B.C. public warned of release of animal killer
Published Tuesday, January 8, 2013 7:02PM EST
Last Updated Tuesday, January 8, 2013 9:35PM EST
Police in British Columbia have issued a warning to the public about a woman convicted of killing animals but one former Toronto officer says the case reminds him of another disturbing criminal case.
Former Toronto police investigator Ross McLean told CP24 Tuesday that there are similarities between the cases of 23-year-old Kayla Bourque and murder suspect Luka Rocco Magnotta.
Bourque pleaded guilty in 2012 to willfully killing animals, causing unnecessary pain and suffering to animals and possessing a weapon for a dangerous purpose.
The charges stem from the deaths of her family’s cat and dog.
Her recent release prompted a warning to the public issued by B.C. Corrections on Monday.
“You’re seeing similarities here between [Magnotta’s and Bourque’s] family background – it being broken, escalation to torturing and hurting animals and then the stated intent and the fantasizing about doing it to humans,” McLean told CP24 on Tuesday.
Magnotta, 30, is accused of first-degree murder in connection with the killing and dismemberment of Montreal university student Jun Lin, who police believe was killed on either May 24 or 25, 2012.
The 33-year-old’s torso was later found in a suitcase outside Magnotta’s apartment building, while his hands and feet were mailed to political offices and schools in Ottawa and B.C. His head was located in a Montreal park.
Magnotta was arrested in Berlin in July following an international manhunt.
Police believe that a video posted online shows the dismemberment of Lin.
Online videos allegedly showing the torture of animals have also been linked to Magnotta.
No charges against Magnotta have been proven in a court of law. He is currently in police custody awaiting trial.
Bourque, a former student at Simon Fraser University, was sentenced to eight months in jail. Police say she will now be living in the Metro Vancouver area, but did not elaborate with specifics.
She will be subject to more than 40 court-ordered restrictions, including bans on using social networking sites, owning weapons, associating with anyone under the age of 18 and a lifetime ban on owning animals.
She will also only be allowed to leave the house between the hours of 6 a.m. and 6 p.m.
Bourque is also barred from having intimate relationships without advising the other person of her criminal past and must take part in counseling sessions and psychiatric assessments.
“It appears from the orders that the police are really working to see that [Bourque] goes in and gets the counseling she requires,” McLean said. “Now whether she wants to take it, or it works, is another story."
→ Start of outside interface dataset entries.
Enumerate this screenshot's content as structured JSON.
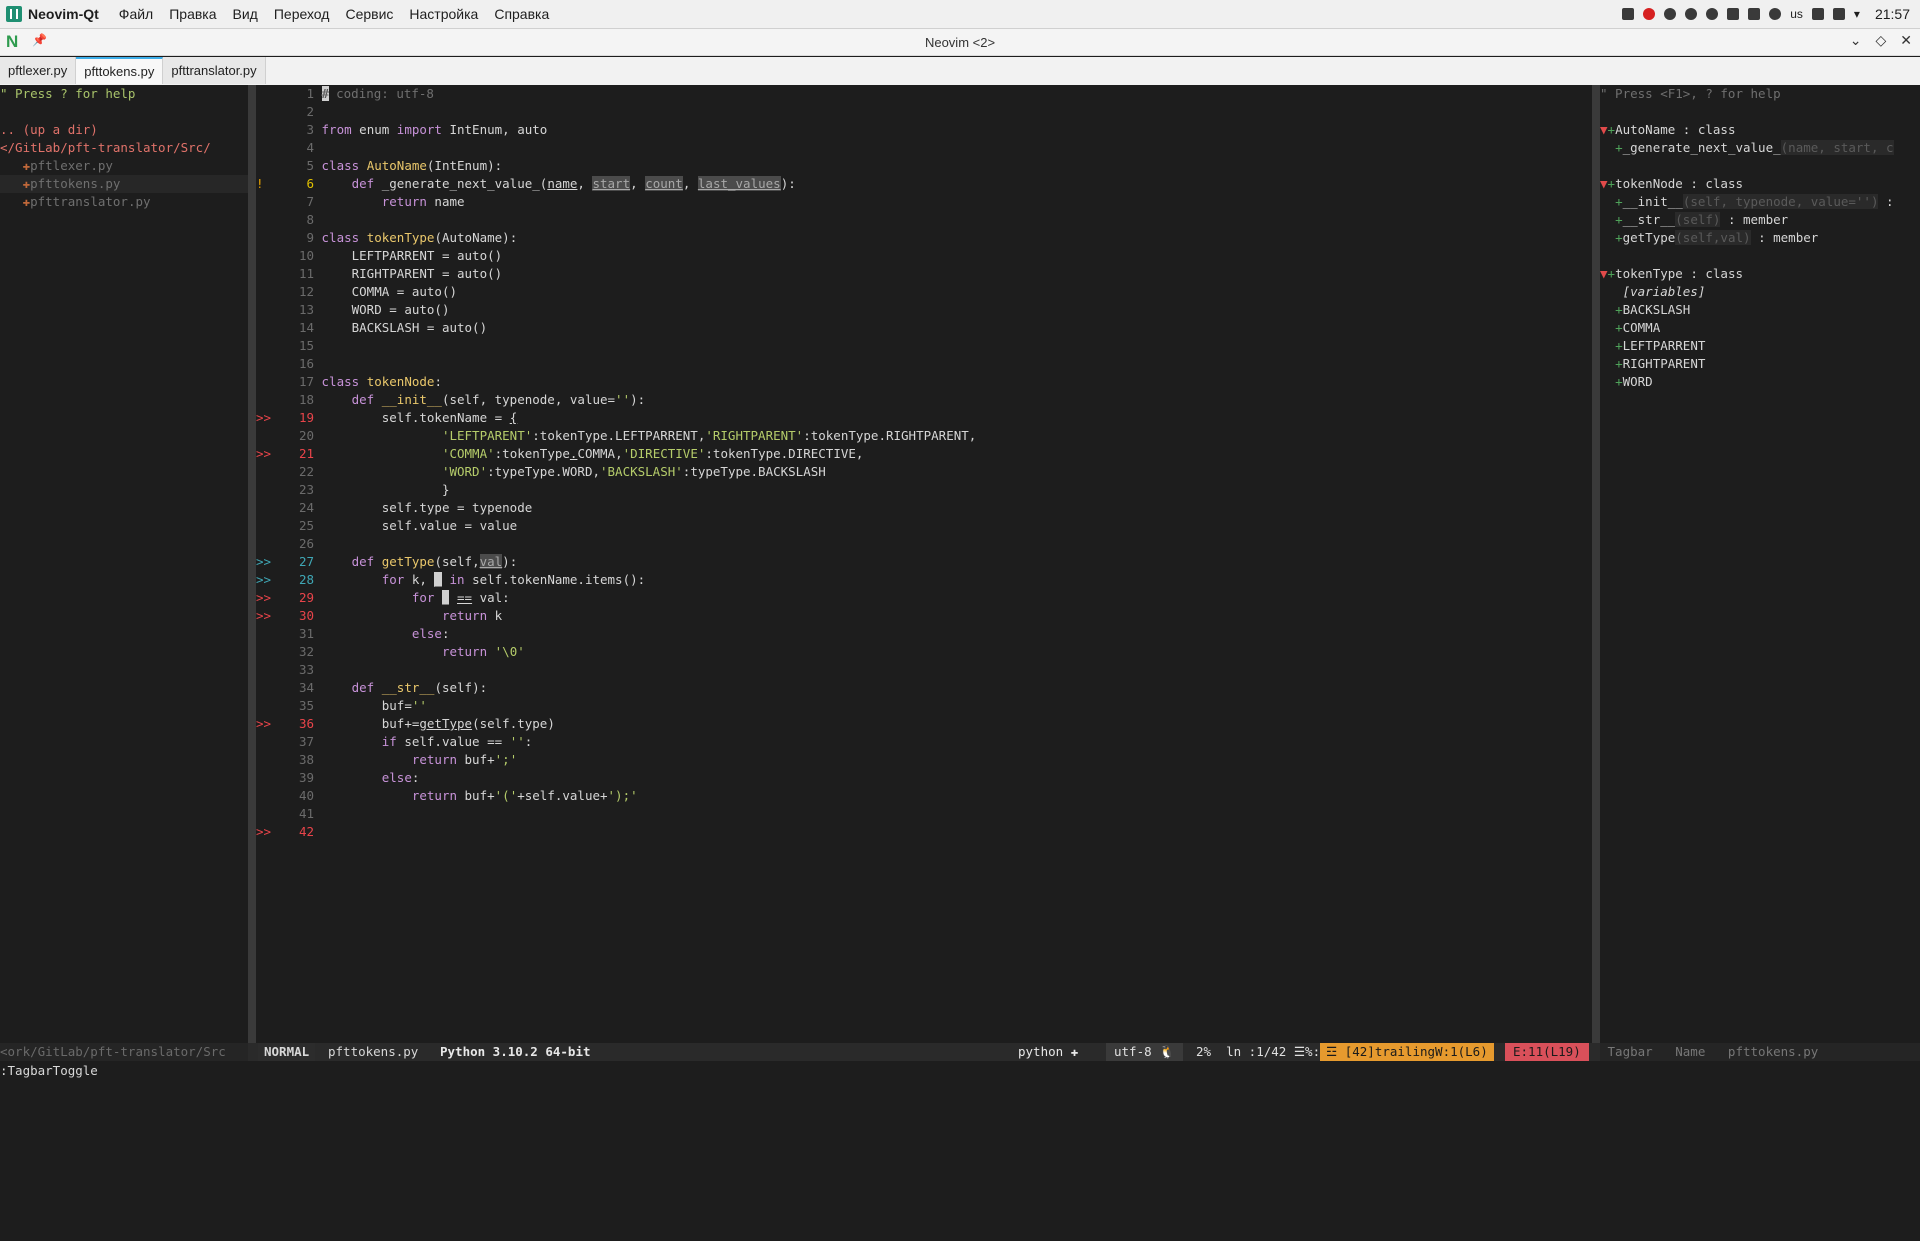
{
  "topbar": {
    "app_name": "Neovim-Qt",
    "menu": [
      "Файл",
      "Правка",
      "Вид",
      "Переход",
      "Сервис",
      "Настройка",
      "Справка"
    ],
    "kbd_layout": "us",
    "clock": "21:57"
  },
  "window": {
    "title": "Neovim <2>"
  },
  "tabs": [
    {
      "label": "pftlexer.py",
      "active": false
    },
    {
      "label": "pfttokens.py",
      "active": true
    },
    {
      "label": "pfttranslator.py",
      "active": false
    }
  ],
  "tree": {
    "help": "\" Press ? for help",
    "up_dir": ".. (up a dir)",
    "path": "</GitLab/pft-translator/Src/",
    "files": [
      "pftlexer.py",
      "pfttokens.py",
      "pfttranslator.py"
    ]
  },
  "tagbar": {
    "help": "\" Press <F1>, ? for help",
    "autoname_header": "AutoName : class",
    "autoname_member_name": "_generate_next_value_",
    "autoname_member_args": "(name, start, c",
    "tokennode_header": "tokenNode : class",
    "tokennode_members": [
      {
        "name": "__init__",
        "args": "(self, typenode, value='')",
        "kind": " :"
      },
      {
        "name": "__str__",
        "args": "(self)",
        "kind": " : member"
      },
      {
        "name": "getType",
        "args": "(self,val)",
        "kind": " : member"
      }
    ],
    "tokentype_header": "tokenType : class",
    "variables_label": "[variables]",
    "variables": [
      "BACKSLASH",
      "COMMA",
      "LEFTPARRENT",
      "RIGHTPARENT",
      "WORD"
    ]
  },
  "code": {
    "l1": "# coding: utf-8",
    "l3a": "from",
    "l3b": " enum ",
    "l3c": "import",
    "l3d": " IntEnum, auto",
    "l5a": "class",
    "l5b": " AutoName",
    "l5c": "(IntEnum):",
    "l6a": "    def",
    "l6b": " _generate_next_value_(",
    "l6c": "name",
    "l6d": ", ",
    "l6e": "start",
    "l6f": ", ",
    "l6g": "count",
    "l6h": ", ",
    "l6i": "last_values",
    "l6j": "):",
    "l7a": "        return",
    "l7b": " name",
    "l9a": "class",
    "l9b": " tokenType",
    "l9c": "(AutoName):",
    "l10": "    LEFTPARRENT = auto()",
    "l11": "    RIGHTPARENT = auto()",
    "l12": "    COMMA = auto()",
    "l13": "    WORD = auto()",
    "l14": "    BACKSLASH = auto()",
    "l17a": "class",
    "l17b": " tokenNode",
    "l17c": ":",
    "l18a": "    def",
    "l18b": " __init__",
    "l18c": "(self, typenode, value=",
    "l18d": "''",
    "l18e": "):",
    "l19a": "        self.tokenName = ",
    "l19b": "{",
    "l20a": "                ",
    "l20b": "'LEFTPARENT'",
    "l20c": ":tokenType.LEFTPARRENT,",
    "l20d": "'RIGHTPARENT'",
    "l20e": ":tokenType.RIGHTPARENT,",
    "l21a": "                ",
    "l21b": "'COMMA'",
    "l21c": ":tokenType",
    "l21d": ".",
    "l21e": "COMMA,",
    "l21f": "'DIRECTIVE'",
    "l21g": ":tokenType.DIRECTIVE,",
    "l22a": "                ",
    "l22b": "'WORD'",
    "l22c": ":typeType.WORD,",
    "l22d": "'BACKSLASH'",
    "l22e": ":typeType.BACKSLASH",
    "l23": "                }",
    "l24": "        self.type = typenode",
    "l25": "        self.value = value",
    "l27a": "    def",
    "l27b": " getType",
    "l27c": "(self,",
    "l27d": "val",
    "l27e": "):",
    "l28a": "        for",
    "l28b": " k, ",
    "l28c": "_",
    "l28d": " in",
    "l28e": " self.tokenName.items():",
    "l29a": "            for",
    "l29b": " ",
    "l29c": "_",
    "l29d": " ",
    "l29e": "==",
    "l29f": " val:",
    "l30a": "                return",
    "l30b": " k",
    "l31a": "            else",
    "l31b": ":",
    "l32a": "                return",
    "l32b": " ",
    "l32c": "'\\0'",
    "l34a": "    def",
    "l34b": " __str__",
    "l34c": "(self):",
    "l35a": "        buf=",
    "l35b": "''",
    "l36a": "        buf+=",
    "l36b": "getType",
    "l36c": "(self.type)",
    "l37a": "        if",
    "l37b": " self.value == ",
    "l37c": "''",
    "l37d": ":",
    "l38a": "            return",
    "l38b": " buf+",
    "l38c": "';'",
    "l39a": "        else",
    "l39b": ":",
    "l40a": "            return",
    "l40b": " buf+",
    "l40c": "'('",
    "l40d": "+self.value+",
    "l40e": "');'"
  },
  "signs": {
    "err": ">>",
    "warn": "!"
  },
  "status": {
    "cwd": "<ork/GitLab/pft-translator/Src",
    "mode": "NORMAL",
    "file": "pfttokens.py",
    "python": "Python 3.10.2 64-bit",
    "filetype": "python",
    "encoding": "utf-8",
    "position": "2%  ln :1/42 ☰%:1",
    "warnings": "☲ [42]trailingW:1(L6)",
    "errors": "E:11(L19)",
    "tagbar": " Tagbar   Name   pfttokens.py"
  },
  "cmdline": ":TagbarToggle"
}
Following a tip from a concerned friend last year, police conducted a search of Bourque’s residence room, where investigators seized a laptop, storage devices and a binder containing information on serial killers, as well as depictions of sexual homicide and animal torture.
Member of the public are being asked to contact police immediately if they see Bourque violating any of the conditions of her release.
She is described as five-foot-four, 130 pounds with a slender build, brown eyes and black hair.
McLean says he believes cases like Bourque’s will be more and more common.
“We’ve raised people in a time today where - between the Internet, online pornography, the ability to learn about gruesome items – the environment is there right for those people to come out,” he said.